Sarah Cutshall | Visual Editor
Outside the doors of the upstairs chapel in the Tree of Life Synagogue is a glass case containing a Torah scroll rescued from Czechoslovakia sometime during the Holocaust. Judah Samet, a fixture at the synagogue, survived the Holocaust as a young child — his family escaped death in the Bergen-Belsen concentration camp.
Both Samet and the Torah scroll were witnesses to the most depraved, devastating act in history and, years later, on Oct. 27, 2018, they would again witness the unrelenting force of the longest hatred. Only this time it was not in Europe, but in a synagogue in the neighborhood of Squirrel Hill where an active shooter yelled, “All Jews must die,” as he massacred 11 of my fellow congregants.
Tree of Life*Or L’Simcha is my family’s synagogue. We joined in 2016, after I had spent my whole life going to Rodef Shalom, which is where our congregation has been relocated as a result of the shooting.
Just a few months before the attack, my little sister was bat-mitzvahed in the very sanctuary that saw the worst of the bloodshed.
The fateful Shabbat morning was disorienting and surreal, though I wasn’t there. I was home in my bed sleeping while the rest of my family was downstairs in the living room watching the news without even a clue as to what would soon appear on the screen.
As soon as the aerial shots of our synagogue on a dreary fall morning in Pittsburgh emerged, my older sister frantically raced up the stairs and woke me up saying, “There’s a shooting at Tree of Life.”
Sunday marked one year since the deadliest anti-Semitic attack in the history of the United States — what Mayor Bill Peduto would call the “darkest day of Pittsburgh’s history.”
While it was likely the most tragic incident in the City’s history, it was merely another chapter in ours.
Understanding anti-Semitism is as integral to Jewish identity as lighting the Sabbath candles or teaching children Hebrew prayers. Every year on Passover we read the Haggadah, which chronicles the Jewish Exodus from slavery in Egypt. “In every generation they rise up to destroy us,” the Haggadah says.
But in every generation “they” have failed.
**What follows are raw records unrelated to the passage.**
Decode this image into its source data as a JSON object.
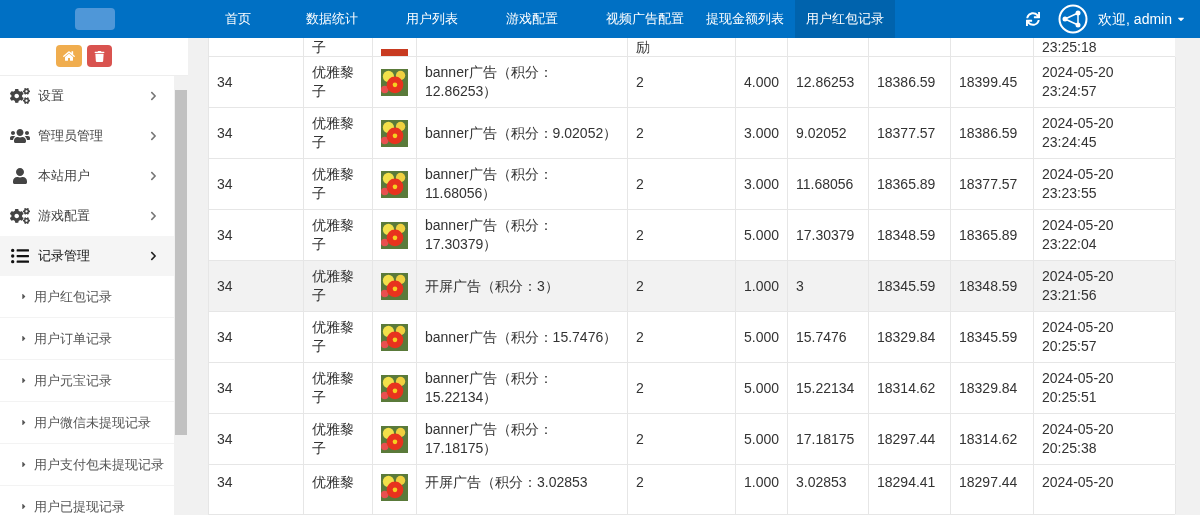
{
  "header": {
    "nav": [
      {
        "label": "首页",
        "selected": false
      },
      {
        "label": "数据统计",
        "selected": false
      },
      {
        "label": "用户列表",
        "selected": false
      },
      {
        "label": "游戏配置",
        "selected": false
      },
      {
        "label": "视频广告配置",
        "selected": false
      },
      {
        "label": "提现金额列表",
        "selected": false
      },
      {
        "label": "用户红包记录",
        "selected": true
      }
    ],
    "user": "欢迎, admin"
  },
  "sidebar": {
    "menu": [
      {
        "label": "设置",
        "expanded": false
      },
      {
        "label": "管理员管理",
        "expanded": false
      },
      {
        "label": "本站用户",
        "expanded": false
      },
      {
        "label": "游戏配置",
        "expanded": false
      },
      {
        "label": "记录管理",
        "expanded": true,
        "children": [
          {
            "label": "用户红包记录"
          },
          {
            "label": "用户订单记录"
          },
          {
            "label": "用户元宝记录"
          },
          {
            "label": "用户微信未提现记录"
          },
          {
            "label": "用户支付包未提现记录"
          },
          {
            "label": "用户已提现记录"
          }
        ]
      }
    ]
  },
  "table": {
    "top_partial_row": {
      "column_2": "子",
      "column_5": "励",
      "column_10": "23:25:18"
    },
    "rows": [
      {
        "highlighted": false,
        "cells": [
          "34",
          "优雅黎子",
          "banner广告（积分：12.86253）",
          "2",
          "4.000",
          "12.86253",
          "18386.59",
          "18399.45",
          "2024-05-20 23:24:57"
        ]
      },
      {
        "highlighted": false,
        "cells": [
          "34",
          "优雅黎子",
          "banner广告（积分：9.02052）",
          "2",
          "3.000",
          "9.02052",
          "18377.57",
          "18386.59",
          "2024-05-20 23:24:45"
        ]
      },
      {
        "highlighted": false,
        "cells": [
          "34",
          "优雅黎子",
          "banner广告（积分：11.68056）",
          "2",
          "3.000",
          "11.68056",
          "18365.89",
          "18377.57",
          "2024-05-20 23:23:55"
        ]
      },
      {
        "highlighted": false,
        "cells": [
          "34",
          "优雅黎子",
          "banner广告（积分：17.30379）",
          "2",
          "5.000",
          "17.30379",
          "18348.59",
          "18365.89",
          "2024-05-20 23:22:04"
        ]
      },
      {
        "highlighted": true,
        "cells": [
          "34",
          "优雅黎子",
          "开屏广告（积分：3）",
          "2",
          "1.000",
          "3",
          "18345.59",
          "18348.59",
          "2024-05-20 23:21:56"
        ]
      },
      {
        "highlighted": false,
        "cells": [
          "34",
          "优雅黎子",
          "banner广告（积分：15.7476）",
          "2",
          "5.000",
          "15.7476",
          "18329.84",
          "18345.59",
          "2024-05-20 20:25:57"
        ]
      },
      {
        "highlighted": false,
        "cells": [
          "34",
          "优雅黎子",
          "banner广告（积分：15.22134）",
          "2",
          "5.000",
          "15.22134",
          "18314.62",
          "18329.84",
          "2024-05-20 20:25:51"
        ]
      },
      {
        "highlighted": false,
        "cells": [
          "34",
          "优雅黎子",
          "banner广告（积分：17.18175）",
          "2",
          "5.000",
          "17.18175",
          "18297.44",
          "18314.62",
          "2024-05-20 20:25:38"
        ]
      },
      {
        "highlighted": false,
        "partial": true,
        "cells": [
          "34",
          "优雅黎",
          "开屏广告（积分：3.02853",
          "2",
          "1.000",
          "3.02853",
          "18294.41",
          "18297.44",
          "2024-05-20"
        ]
      }
    ]
  }
}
The fiercest of history’s empires who sought our extermination are in ruins today, But Jews, on the other hand, are still here speaking the same language, practicing the same religion and living in the same land as they did 3,500 years ago.
Out of the ashes of Europe with six million of our brothers and sisters viciously murdered, we didn’t wallow in despair, we fought and died for independence in our ancestral homeland in Israel and we got it. And should the opportunity arise, there are those ready and willing to do everything in their power to take it away from us.
It is our resilience that has sustained us through centuries of persecution, and it has sustained us in the past year in the aftermath of the shooting.
Rabbi Hazzan Jeffrey Myers — my rabbi — is the face of that resilience. He saved four congregants in the sanctuary, then got them to escape through the back door before barricading himself in the bathroom as he stayed on the line with 911.
The responsibility of being the voice of such a historic calamity was thrust upon him with no time to react. With the eyes of the nation on him, he demonstrated the compassion and wisdom of Judaism, and what basic human decency looks like. He has handled every moment of it with the utmost class.
He has resolved that the fight against hatred begins with us and our language. In fact, he has even decided to eliminate the word “hate” from his vocabulary, calling it the H-word.
In an article featured in Time, he writes, “H speech frequently leads to violence, as it did in Pittsburgh and, alas, other places … If you don’t like something, I urge you not to say ‘I ‘H’ it.’ Rather, say: ‘I don’t like it.’ This simple act is necessary to restore civil discourse to our society, buffeted as it has increasingly been by too much uncivil discourse.”
He has become America’s Rabbi.
The first Shabbat following the shooting took place at Beth Shalom congregation, where more than a thousand people of all backgrounds came in support of our community. At one point during the service we sang “Hatikvah,” the Israeli national anthem which translates to “The Hope.”
Never before in my life did I ever feel more connected to world Jewry than I did at the moment. Listening to the beautiful Hebrew words echo all throughout the sanctuary while a family wrapped themselves in an Israeli flag overwhelmed me with pride and made me think about what a gift it is to be Jewish, to belong to such a people.
The 11 beautiful souls taken from us that day — Joyce Fienberg, Richard Gottfried, Rose Malinger, Jerry Rabinowitz, Cecil Rosenthal, David Rosenthal, Bernice Simon, Sylvan Simon, Daniel Stein and Melvin Wax — had that feeling every time they entered the synagogue for religious services. They were guardians of the faith — entirely dedicated to their religion and preserving this ancient and storied tradition — and they died for it.
And just as they died for it, we must live for it and never take it for granted. We are links in a miraculous chain and in the City of Pittsburgh, one year later, it is as strong as ever.
Write to Aidan at [email protected]